Is inline event handlers considered a bad practice?
<button onclick=someFunction()>Click me!</button>
If so, what are the disadvantages of using inline event handlers?
It's a bad idea because...
1) For a long time now there has been a sensible emphasis on a clear split between content, style and script. Muddying your HTML with JS is not consistent with this.
2) More importantly, you get much less control over your events. Specifically:
you can bind only one event of each kind with DOM-zero events (which is what the inline ones are), so you can't have two
click event handlers
if an event is specified inline, the JS is specified as a string (attribute values are always strings) and evaluated when the event fires. Evaluation is evil.

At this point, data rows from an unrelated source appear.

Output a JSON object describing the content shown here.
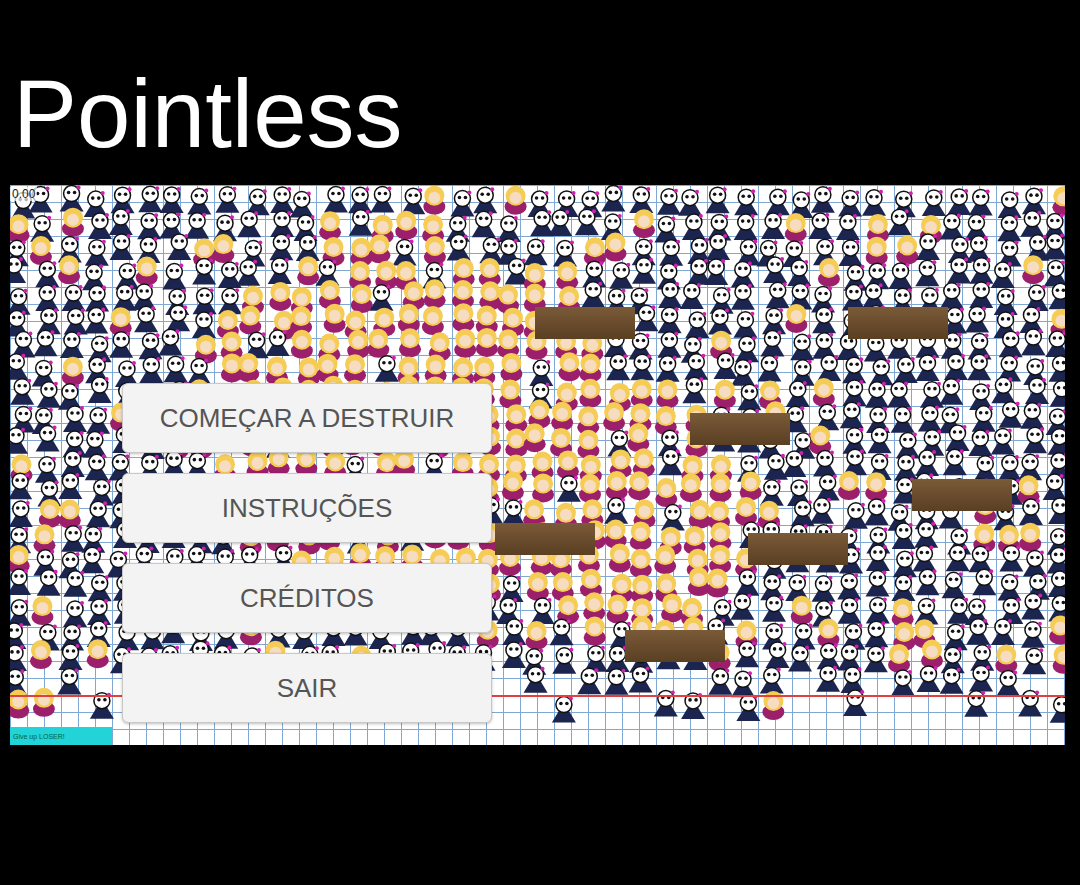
{
  "window": {
    "title": "Pointless"
  },
  "hud": {
    "timer": "0.00"
  },
  "menu": {
    "buttons": [
      {
        "label": "COMEÇAR A DESTRUIR"
      },
      {
        "label": "INSTRUÇÕES"
      },
      {
        "label": "CRÉDITOS"
      },
      {
        "label": "SAIR"
      }
    ]
  },
  "give_up": {
    "label": "Give up LOSER!"
  }
}
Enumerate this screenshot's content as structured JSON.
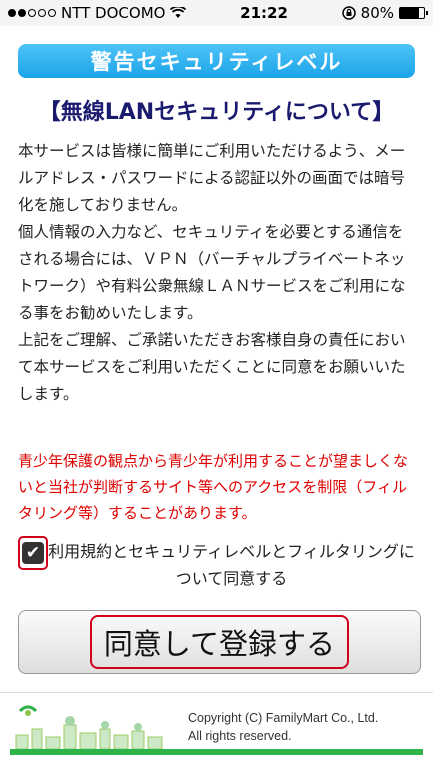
{
  "status_bar": {
    "carrier": "NTT DOCOMO",
    "time": "21:22",
    "battery_percent_text": "80%",
    "battery_level": 0.8,
    "signal_dots_filled": 2,
    "signal_dots_total": 5,
    "icons": [
      "wifi-icon",
      "rotation-lock-icon",
      "battery-icon"
    ]
  },
  "banner": {
    "title": "警告セキュリティレベル"
  },
  "notice": {
    "heading": "【無線LANセキュリティについて】",
    "paragraphs": [
      "本サービスは皆様に簡単にご利用いただけるよう、メールアドレス・パスワードによる認証以外の画面では暗号化を施しておりません。",
      "個人情報の入力など、セキュリティを必要とする通信をされる場合には、ＶＰＮ（バーチャルプライベートネットワーク）や有料公衆無線ＬＡＮサービスをご利用になる事をお勧めいたします。",
      "上記をご理解、ご承諾いただきお客様自身の責任において本サービスをご利用いただくことに同意をお願いいたします。"
    ],
    "warning": "青少年保護の観点から青少年が利用することが望ましくないと当社が判断するサイト等へのアクセスを制限（フィルタリング等）することがあります。"
  },
  "agreement": {
    "checked": true,
    "label": "利用規約とセキュリティレベルとフィルタリングについて同意する"
  },
  "submit": {
    "label": "同意して登録する"
  },
  "footer": {
    "copyright_line1": "Copyright (C) FamilyMart Co., Ltd.",
    "copyright_line2": "All rights reserved."
  },
  "colors": {
    "banner": "#1ba4e9",
    "heading": "#1a1a6e",
    "warning": "#e00000",
    "highlight_border": "#d0021b",
    "footer_bar": "#2db34a"
  }
}
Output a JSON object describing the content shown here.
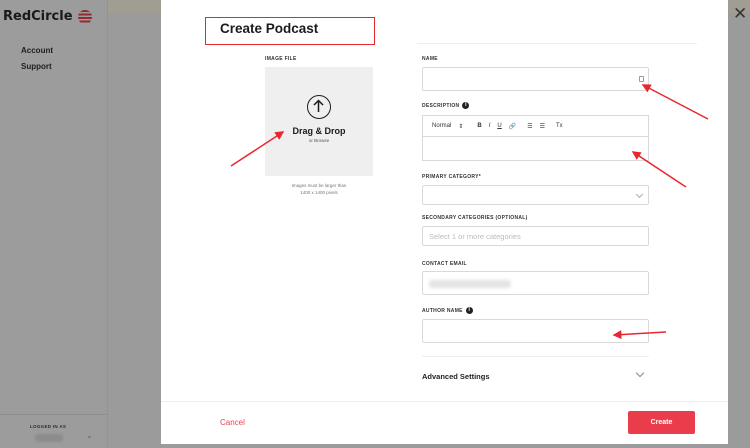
{
  "app": {
    "logo_text": "RedCircle",
    "nav": [
      "Account",
      "Support"
    ],
    "footer_label": "LOGGED IN AS"
  },
  "modal": {
    "title": "Create Podcast",
    "image": {
      "label": "IMAGE FILE",
      "drop_title": "Drag & Drop",
      "drop_sub": "or Browse",
      "hint_line1": "Images must be larger than",
      "hint_line2": "1400 x 1400 pixels"
    },
    "fields": {
      "name_label": "NAME",
      "description_label": "DESCRIPTION",
      "editor_toolbar": [
        "Normal",
        "⇕",
        "B",
        "I",
        "U",
        "🔗",
        "☰",
        "☰",
        "Tx"
      ],
      "primary_category_label": "PRIMARY CATEGORY*",
      "secondary_categories_label": "SECONDARY CATEGORIES (OPTIONAL)",
      "secondary_placeholder": "Select 1 or more categories",
      "contact_email_label": "CONTACT EMAIL",
      "author_name_label": "AUTHOR NAME"
    },
    "advanced_settings": "Advanced Settings",
    "cancel": "Cancel",
    "create": "Create"
  },
  "colors": {
    "accent": "#ea3d4b",
    "annotation": "#e8282f"
  },
  "icons": {
    "close": "close-icon",
    "upload": "upload-arrow-icon",
    "info": "info-icon",
    "chevron": "chevron-down-icon"
  }
}
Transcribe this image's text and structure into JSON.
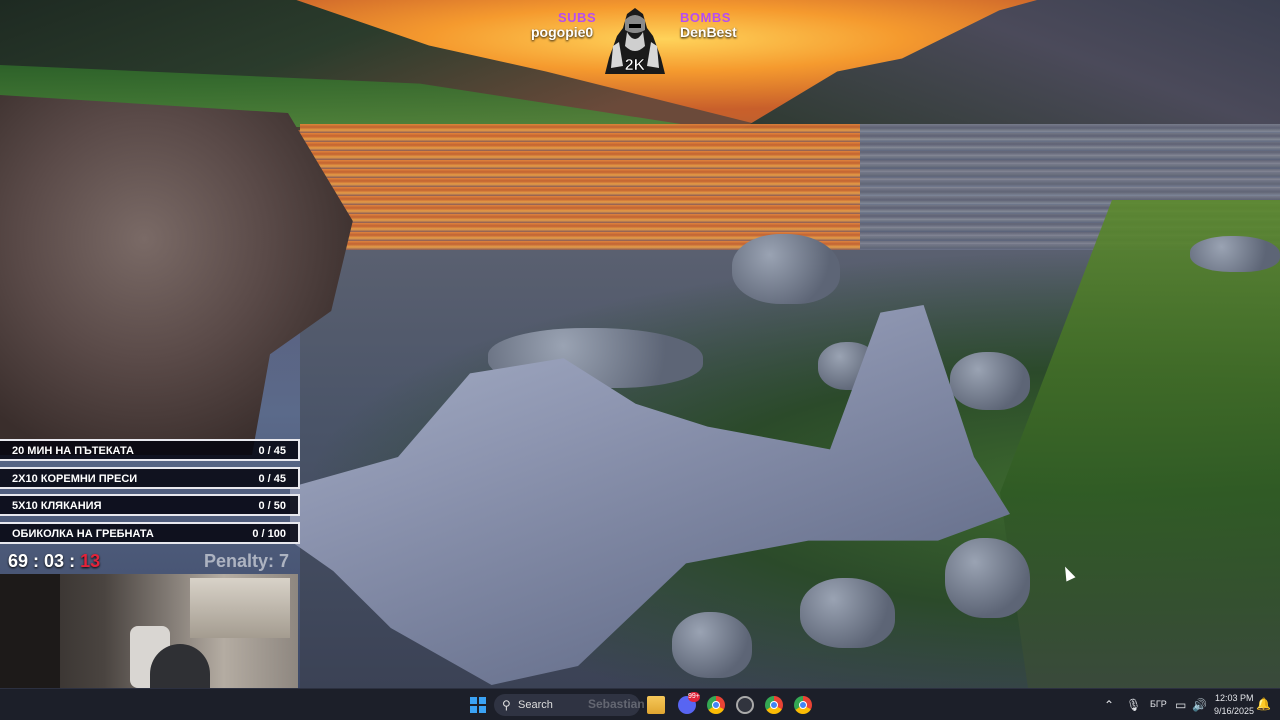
{
  "overlay": {
    "subs_label": "SUBS",
    "subs_name": "pogopie0",
    "bombs_label": "BOMBS",
    "bombs_name": "DenBest",
    "mascot_badge": "2K"
  },
  "challenges": [
    {
      "name": "20 МИН НА ПЪТЕКАТА",
      "count": "0 / 45"
    },
    {
      "name": "2Х10 КОРЕМНИ ПРЕСИ",
      "count": "0 / 45"
    },
    {
      "name": "5Х10 КЛЯКАНИЯ",
      "count": "0 / 50"
    },
    {
      "name": "ОБИКОЛКА НА ГРЕБНАТА",
      "count": "0 / 100"
    }
  ],
  "timer": {
    "hours": "69",
    "minutes": "03",
    "seconds": "13",
    "separator": " : "
  },
  "penalty_text": "Penalty: 7",
  "taskbar": {
    "search_placeholder": "Search",
    "search_ghost": "Sebastian",
    "discord_badge": "99+",
    "language": "БГР",
    "time": "12:03 PM",
    "date": "9/16/2025",
    "icons": [
      "windows-start",
      "search",
      "file-explorer",
      "discord",
      "chrome",
      "obs",
      "chrome",
      "chrome"
    ],
    "tray_icons": [
      "chevron-up",
      "microphone",
      "speaker",
      "monitor",
      "battery",
      "bell"
    ]
  },
  "colors": {
    "accent_purple": "#b64df2",
    "timer_red": "#e2233a",
    "taskbar_bg": "#1c1f29"
  }
}
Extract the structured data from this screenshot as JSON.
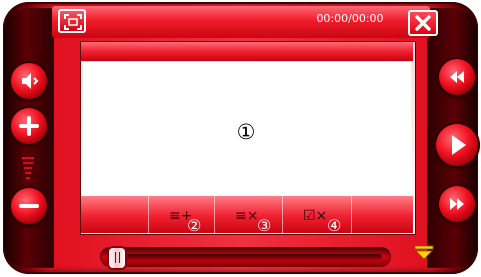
{
  "window": {
    "time_display": "00:00/00:00"
  },
  "playlist": {
    "content_marker": "①",
    "buttons": [
      {
        "id": "add",
        "icon": "list-add-icon",
        "glyph": "≡+",
        "number": "②"
      },
      {
        "id": "remove",
        "icon": "list-remove-icon",
        "glyph": "≡×",
        "number": "③"
      },
      {
        "id": "remove-checked",
        "icon": "checked-remove-icon",
        "glyph": "☑×",
        "number": "④"
      }
    ]
  },
  "controls": {
    "left": [
      "mute-icon",
      "volume-up-icon",
      "volume-down-icon"
    ],
    "right": [
      "rewind-icon",
      "play-icon",
      "fast-forward-icon"
    ]
  },
  "seek": {
    "position": 0
  },
  "colors": {
    "accent": "#f01c2a",
    "dark": "#3a0004",
    "panel": "#ffffff"
  }
}
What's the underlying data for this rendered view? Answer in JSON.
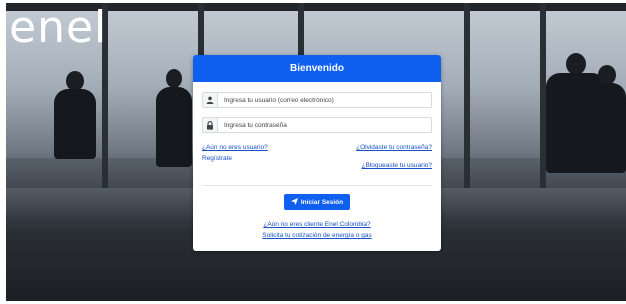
{
  "brand": {
    "logo_text": "enel"
  },
  "login_card": {
    "title": "Bienvenido",
    "username": {
      "placeholder": "Ingresa tu usuario (correo electrónico)",
      "value": "",
      "icon": "user-icon"
    },
    "password": {
      "placeholder": "Ingresa tu contraseña",
      "value": "",
      "icon": "lock-icon"
    },
    "not_user_text": "¿Aún no eres usuario?",
    "register_link": "Regístrate",
    "forgot_password_link": "¿Olvidaste tu contraseña?",
    "blocked_user_link": "¿Bloqueaste tu usuario?",
    "login_button_label": "Iniciar Sesión",
    "login_button_icon": "paper-plane-icon",
    "not_client_link": "¿Aún no eres cliente Enel Colombia?",
    "quote_link": "Solicita tu cotización de energía o gas"
  },
  "colors": {
    "primary": "#0f5ff0",
    "link": "#1750c9",
    "logo": "#ffffff"
  }
}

you are faced with having to reference named functions. This is not always ideal (event handlers normally take anonymous functions) and has implications on the function needing to be global
In short, handle events centrally via the dedicated
addEventListener API, or via jQuery or something.
Aside from semantics and other opinions expressed in the accepted answer, all inline scripts are considered a vulnerability and high security risk. Any website expecting to run on modern browsers are expected to set the 'Content-Security-Policy' (CSP) property, either via meta attribute or headers.
Doing so is incompatible with all inline script and styles unless explicitly allowing these as an exclusion. While CSP goals are mainly about preventing persistent cross-site script (xss) threats, for which inline scripts and styles are a vector of xss, it is not default behaviour currently in browsers but may change in future.
Building on @Mitya answer.
In most of the modern JS libraries React, Vue,..etc. inline event handlers are considered idiomatic, but most of the limitation mentioned by @Mitya are gone. As case study we will have look over Vuejs and compare it with point listed above:
onclickare not plain string but js expressions look here
In my own opinion, inline event handler enhance readability majorly, but opinions may vary.